No credibility? Big deal.

The New York Times' editorial response to the Bush administration's aggressive distribution of fake news reports strikes me as off-the-mark:

If using pretend news is one of the ways these stations have chosen to save money, it's a false economy. If it represents a political decision to support President Bush, it will eventually backfire. This kind of practice cheapens the real commodity that television stations have to sell during their news hours: their credibility.

Will the television stations really lose that much credibility? I'm inclined to think not.

The 2004 elections demonstrate that the public doesn't put too much independent value on being told the truth. We knew before the election that the Bush administration's arguments for invading Iraq depended upon highly speculative evidence that was sold as "slam-dunk." Dick Cheney repeatedly suggested that 9-11 was much more closely tied to Saddam Hussein than it in fact was. This lack of truth-telling (ok, lying) was not enough damage the president's credibility in any way that mattered.

The same might be said for Bill Clinton in the Monica Lewinsky scandal. Sure, he lied, but the public doesn't seem to have held it against him.

Maybe, though, politicians and presidents can't be compared with television news stations on the issue of credibility. Dan Rather's faulty report for CBS about Bush's national guard service may have have hurt his credibility far more than any overzealous interpretation of tentative intelligence seems to have hurt Bush -- at least if you believe what what you read in the blogosphere.

I suspect, though, that CBS' credibility won't suffer too much in the long run. FoxNews, after all, continues its crusade against journalistic standards without any public uproar, and certainly without much public rejection. Ultimately, television news is probably no different from politicians. Both have so little credibility left to lose that they need not fear losing any.

What really counts, for both politicians and news organizations, may be whether or not they make the public feel good about themselves. In a consumer culture like ours, where we expect everyone to be a salesman and treat every thing as a product, the only thing that counts is whether the product makes us feel young, pretty, loved, strong, or righteous. We don't expect the real thing, but we do require the feelings.
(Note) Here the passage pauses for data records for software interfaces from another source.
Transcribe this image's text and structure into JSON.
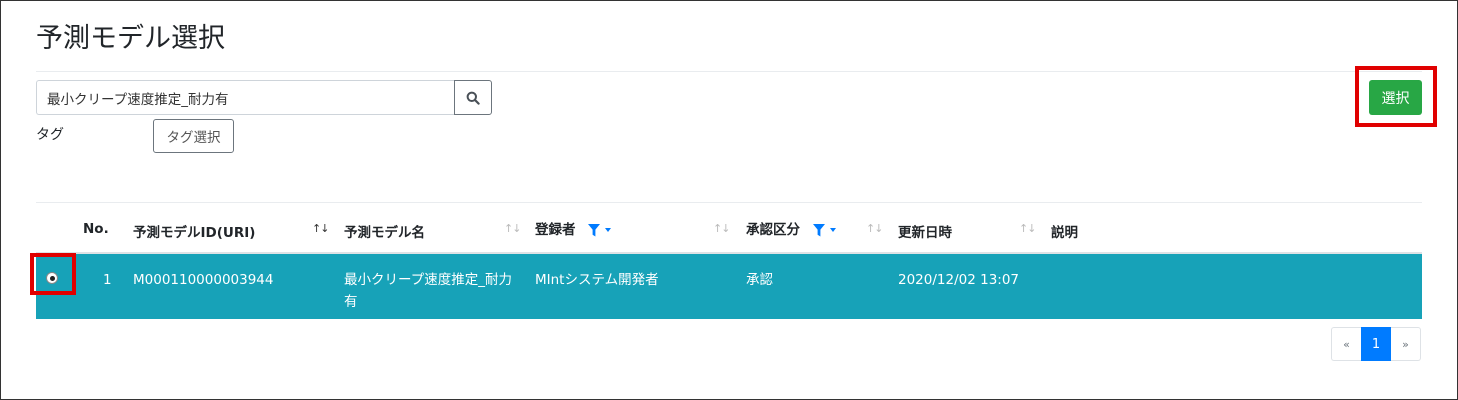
{
  "page": {
    "title": "予測モデル選択"
  },
  "search": {
    "value": "最小クリープ速度推定_耐力有",
    "placeholder": ""
  },
  "tags": {
    "label": "タグ",
    "button_label": "タグ選択"
  },
  "actions": {
    "select_label": "選択"
  },
  "table": {
    "columns": {
      "no": "No.",
      "model_id": "予測モデルID(URI)",
      "model_name": "予測モデル名",
      "registrant": "登録者",
      "approval": "承認区分",
      "updated": "更新日時",
      "description": "説明"
    },
    "sort_icons": {
      "active": "↑↓",
      "inactive": "↑↓"
    },
    "rows": [
      {
        "no": "1",
        "model_id": "M000110000003944",
        "model_name": "最小クリープ速度推定_耐力有",
        "registrant": "MIntシステム開発者",
        "approval": "承認",
        "updated": "2020/12/02 13:07",
        "description": "",
        "selected": true
      }
    ]
  },
  "pagination": {
    "prev": "«",
    "current": "1",
    "next": "»"
  },
  "colors": {
    "selected_row": "#17a2b8",
    "primary": "#007bff",
    "success": "#28a745",
    "highlight_box": "#e00000"
  }
}
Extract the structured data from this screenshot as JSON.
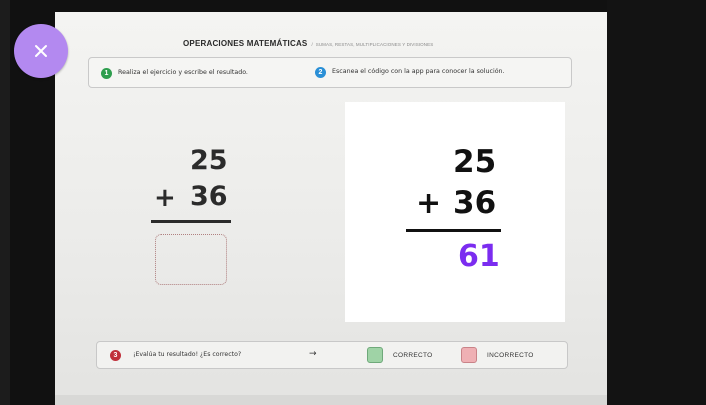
{
  "header": {
    "title": "OPERACIONES MATEMÁTICAS",
    "separator": "/",
    "subtitle": "SUMAS, RESTAS, MULTIPLICACIONES Y DIVISIONES"
  },
  "close_button": {
    "icon": "close-icon"
  },
  "instructions": {
    "step1": {
      "number": "1",
      "text": "Realiza el ejercicio y escribe el resultado.",
      "color": "#2e9e4e"
    },
    "step2": {
      "number": "2",
      "text": "Escanea el código con la app para conocer la solución.",
      "color": "#2a8fd6"
    }
  },
  "exercise": {
    "operand_top": "25",
    "operator": "+",
    "operand_bottom": "36"
  },
  "solution": {
    "operand_top": "25",
    "operator": "+",
    "operand_bottom": "36",
    "result": "61",
    "result_color": "#7b2cf0"
  },
  "evaluation": {
    "number": "3",
    "number_color": "#c0303a",
    "prompt": "¡Evalúa tu resultado! ¿Es correcto?",
    "arrow": "→",
    "correct_label": "CORRECTO",
    "correct_color": "#9fd3a6",
    "incorrect_label": "INCORRECTO",
    "incorrect_color": "#efb0b4"
  },
  "colors": {
    "accent": "#b389f0"
  }
}
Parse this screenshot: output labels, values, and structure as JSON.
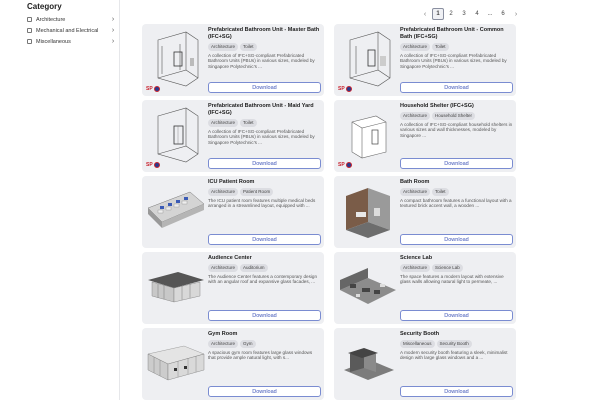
{
  "sidebar": {
    "title": "Category",
    "categories": [
      {
        "label": "Architecture"
      },
      {
        "label": "Mechanical and Electrical"
      },
      {
        "label": "Miscellaneous"
      }
    ]
  },
  "pagination": {
    "prev": "‹",
    "pages": [
      "1",
      "2",
      "3",
      "4",
      "...",
      "6"
    ],
    "active": "1",
    "next": "›"
  },
  "download_label": "Download",
  "logo_text": "SP",
  "cards": [
    {
      "title": "Prefabricated Bathroom Unit - Master Bath (IFC+SG)",
      "tags": [
        "Architecture",
        "Toilet"
      ],
      "description": "A collection of IFC+SG-compliant Prefabricated Bathroom Units (PBUs) in various sizes, modeled by Singapore Polytechnic's ...",
      "icon": "bathroom-unit"
    },
    {
      "title": "Prefabricated Bathroom Unit - Common Bath (IFC+SG)",
      "tags": [
        "Architecture",
        "Toilet"
      ],
      "description": "A collection of IFC+SG-compliant Prefabricated Bathroom Units (PBUs) in various sizes, modeled by Singapore Polytechnic's ...",
      "icon": "bathroom-unit"
    },
    {
      "title": "Prefabricated Bathroom Unit - Maid Yard (IFC+SG)",
      "tags": [
        "Architecture",
        "Toilet"
      ],
      "description": "A collection of IFC+SG-compliant Prefabricated Bathroom Units (PBUs) in various sizes, modeled by Singapore Polytechnic's ...",
      "icon": "bathroom-unit"
    },
    {
      "title": "Household Shelter (IFC+SG)",
      "tags": [
        "Architecture",
        "Household Shelter"
      ],
      "description": "A collection of IFC+SG-compliant household shelters in various sizes and wall thicknesses, modeled by Singapore ...",
      "icon": "shelter"
    },
    {
      "title": "ICU Patient Room",
      "tags": [
        "Architecture",
        "Patient Room"
      ],
      "description": "The ICU patient room features multiple medical beds arranged in a streamlined layout, equipped with ...",
      "icon": "icu-room"
    },
    {
      "title": "Bath Room",
      "tags": [
        "Architecture",
        "Toilet"
      ],
      "description": "A compact bathroom features a functional layout with a textured brick accent wall, a wooden ...",
      "icon": "bath-room"
    },
    {
      "title": "Audience Center",
      "tags": [
        "Architecture",
        "Auditorium"
      ],
      "description": "The Audience Center features a contemporary design with an angular roof and expansive glass facades, ...",
      "icon": "audience-center"
    },
    {
      "title": "Science Lab",
      "tags": [
        "Architecture",
        "Science Lab"
      ],
      "description": "The space features a modern layout with extensive glass walls allowing natural light to permeate, ...",
      "icon": "science-lab"
    },
    {
      "title": "Gym Room",
      "tags": [
        "Architecture",
        "Gym"
      ],
      "description": "A spacious gym room features large glass windows that provide ample natural light, with s...",
      "icon": "gym-room"
    },
    {
      "title": "Security Booth",
      "tags": [
        "Miscellaneous",
        "Security Booth"
      ],
      "description": "A modern security booth featuring a sleek, minimalist design with large glass windows and a ...",
      "icon": "security-booth"
    }
  ]
}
Bush, Clinton, and FoxNews all seem to be able to do this despite their lack of credibility. Whatever the source of television news stations' success, I don't think the Bush propaganda pieces are going to wipe it out.

Posted by Carey at March 16, 2005 08:00 AM